▶ Prompt:
Locate the lines of the listing below that hold "title", then copy each of them.

▶ Input data:
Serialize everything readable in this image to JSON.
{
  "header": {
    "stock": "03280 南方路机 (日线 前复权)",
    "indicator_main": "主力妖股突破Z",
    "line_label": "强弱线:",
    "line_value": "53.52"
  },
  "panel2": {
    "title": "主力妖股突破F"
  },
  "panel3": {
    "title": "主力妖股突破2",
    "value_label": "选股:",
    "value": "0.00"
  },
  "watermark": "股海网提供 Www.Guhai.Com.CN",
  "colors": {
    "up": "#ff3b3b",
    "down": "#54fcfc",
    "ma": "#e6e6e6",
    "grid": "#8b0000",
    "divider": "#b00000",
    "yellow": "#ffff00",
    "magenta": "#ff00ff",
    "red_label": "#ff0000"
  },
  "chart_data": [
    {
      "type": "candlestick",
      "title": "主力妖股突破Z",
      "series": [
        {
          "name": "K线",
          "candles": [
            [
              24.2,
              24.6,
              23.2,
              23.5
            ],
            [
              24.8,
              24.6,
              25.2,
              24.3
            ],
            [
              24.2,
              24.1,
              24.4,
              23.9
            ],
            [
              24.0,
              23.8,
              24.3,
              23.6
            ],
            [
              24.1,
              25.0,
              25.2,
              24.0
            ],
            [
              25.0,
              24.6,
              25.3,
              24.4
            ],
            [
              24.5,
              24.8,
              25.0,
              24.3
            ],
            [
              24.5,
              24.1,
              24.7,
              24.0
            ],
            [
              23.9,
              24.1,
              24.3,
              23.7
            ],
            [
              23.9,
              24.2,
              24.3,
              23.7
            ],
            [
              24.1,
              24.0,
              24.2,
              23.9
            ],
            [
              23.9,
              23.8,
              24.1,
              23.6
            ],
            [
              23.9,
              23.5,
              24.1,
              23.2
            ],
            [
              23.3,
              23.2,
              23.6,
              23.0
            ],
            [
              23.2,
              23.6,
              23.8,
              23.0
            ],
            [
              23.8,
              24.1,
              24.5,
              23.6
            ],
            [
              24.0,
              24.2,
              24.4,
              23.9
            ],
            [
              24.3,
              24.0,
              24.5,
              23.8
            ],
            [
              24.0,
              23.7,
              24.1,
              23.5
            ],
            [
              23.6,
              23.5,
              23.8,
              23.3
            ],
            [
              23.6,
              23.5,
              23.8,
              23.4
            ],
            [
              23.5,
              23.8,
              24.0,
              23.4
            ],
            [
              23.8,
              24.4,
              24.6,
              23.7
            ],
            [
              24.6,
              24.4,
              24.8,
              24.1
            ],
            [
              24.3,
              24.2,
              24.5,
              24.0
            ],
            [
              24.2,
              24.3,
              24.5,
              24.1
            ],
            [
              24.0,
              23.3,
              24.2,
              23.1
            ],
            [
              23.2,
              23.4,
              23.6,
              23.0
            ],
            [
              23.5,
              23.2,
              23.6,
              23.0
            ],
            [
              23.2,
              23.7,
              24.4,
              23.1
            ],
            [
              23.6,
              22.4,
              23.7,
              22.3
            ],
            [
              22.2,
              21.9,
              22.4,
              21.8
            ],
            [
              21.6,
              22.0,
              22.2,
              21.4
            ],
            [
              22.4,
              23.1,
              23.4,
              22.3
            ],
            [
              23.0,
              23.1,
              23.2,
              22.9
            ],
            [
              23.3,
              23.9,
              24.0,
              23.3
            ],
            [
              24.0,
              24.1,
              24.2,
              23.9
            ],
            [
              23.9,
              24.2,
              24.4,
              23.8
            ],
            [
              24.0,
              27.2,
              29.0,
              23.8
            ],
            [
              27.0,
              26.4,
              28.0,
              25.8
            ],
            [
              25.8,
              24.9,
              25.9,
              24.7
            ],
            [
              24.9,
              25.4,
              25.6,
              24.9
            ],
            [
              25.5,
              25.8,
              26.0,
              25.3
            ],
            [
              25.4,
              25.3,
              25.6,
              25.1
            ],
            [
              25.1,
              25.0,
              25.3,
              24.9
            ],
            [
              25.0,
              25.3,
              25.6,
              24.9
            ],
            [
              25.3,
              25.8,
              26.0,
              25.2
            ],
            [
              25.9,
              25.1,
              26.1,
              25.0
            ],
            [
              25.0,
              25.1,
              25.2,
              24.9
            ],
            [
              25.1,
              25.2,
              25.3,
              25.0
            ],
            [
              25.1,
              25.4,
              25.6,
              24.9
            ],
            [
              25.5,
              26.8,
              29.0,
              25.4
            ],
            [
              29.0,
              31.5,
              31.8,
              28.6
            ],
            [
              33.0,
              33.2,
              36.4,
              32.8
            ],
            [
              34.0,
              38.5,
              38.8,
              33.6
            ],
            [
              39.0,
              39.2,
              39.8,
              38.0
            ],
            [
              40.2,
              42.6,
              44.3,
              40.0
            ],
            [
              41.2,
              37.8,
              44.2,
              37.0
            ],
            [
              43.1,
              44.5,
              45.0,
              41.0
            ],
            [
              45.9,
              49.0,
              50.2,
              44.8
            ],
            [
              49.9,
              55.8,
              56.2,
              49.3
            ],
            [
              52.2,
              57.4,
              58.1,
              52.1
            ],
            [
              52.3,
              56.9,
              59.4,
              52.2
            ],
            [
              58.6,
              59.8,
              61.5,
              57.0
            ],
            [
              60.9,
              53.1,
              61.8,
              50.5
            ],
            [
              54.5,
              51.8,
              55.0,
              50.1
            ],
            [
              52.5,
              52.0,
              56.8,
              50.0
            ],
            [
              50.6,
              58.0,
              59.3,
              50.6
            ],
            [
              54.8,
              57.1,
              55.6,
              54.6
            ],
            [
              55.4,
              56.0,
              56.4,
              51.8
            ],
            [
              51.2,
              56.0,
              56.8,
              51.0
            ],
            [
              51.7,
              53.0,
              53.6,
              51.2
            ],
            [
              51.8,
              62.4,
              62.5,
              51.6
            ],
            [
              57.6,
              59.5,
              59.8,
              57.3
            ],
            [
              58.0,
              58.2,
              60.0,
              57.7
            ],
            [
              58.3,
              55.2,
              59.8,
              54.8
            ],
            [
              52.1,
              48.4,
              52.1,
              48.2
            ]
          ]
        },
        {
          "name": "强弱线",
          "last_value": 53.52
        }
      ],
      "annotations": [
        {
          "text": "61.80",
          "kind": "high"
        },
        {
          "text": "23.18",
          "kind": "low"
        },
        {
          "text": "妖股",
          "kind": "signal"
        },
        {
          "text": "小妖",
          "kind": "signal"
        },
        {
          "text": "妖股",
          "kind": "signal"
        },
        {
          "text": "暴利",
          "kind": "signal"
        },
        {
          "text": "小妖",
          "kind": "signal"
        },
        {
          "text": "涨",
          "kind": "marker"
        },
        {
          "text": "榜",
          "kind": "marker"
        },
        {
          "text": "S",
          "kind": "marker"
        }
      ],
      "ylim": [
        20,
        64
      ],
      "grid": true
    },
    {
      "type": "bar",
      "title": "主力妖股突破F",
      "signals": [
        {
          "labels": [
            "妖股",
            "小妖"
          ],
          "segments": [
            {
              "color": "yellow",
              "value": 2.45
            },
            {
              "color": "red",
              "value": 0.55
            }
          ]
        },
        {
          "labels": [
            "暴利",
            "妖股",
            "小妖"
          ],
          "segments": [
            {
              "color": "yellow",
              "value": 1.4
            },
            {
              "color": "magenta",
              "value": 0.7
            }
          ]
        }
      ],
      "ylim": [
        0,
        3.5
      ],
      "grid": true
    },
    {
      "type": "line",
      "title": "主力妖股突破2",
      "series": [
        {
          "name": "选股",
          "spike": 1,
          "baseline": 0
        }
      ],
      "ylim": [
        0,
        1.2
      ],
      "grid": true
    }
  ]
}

▶ Written reply:
    "title": "主力妖股突破F"
    "title": "主力妖股突破2",
      "title": "主力妖股突破Z",
      "title": "主力妖股突破F",
      "title": "主力妖股突破2",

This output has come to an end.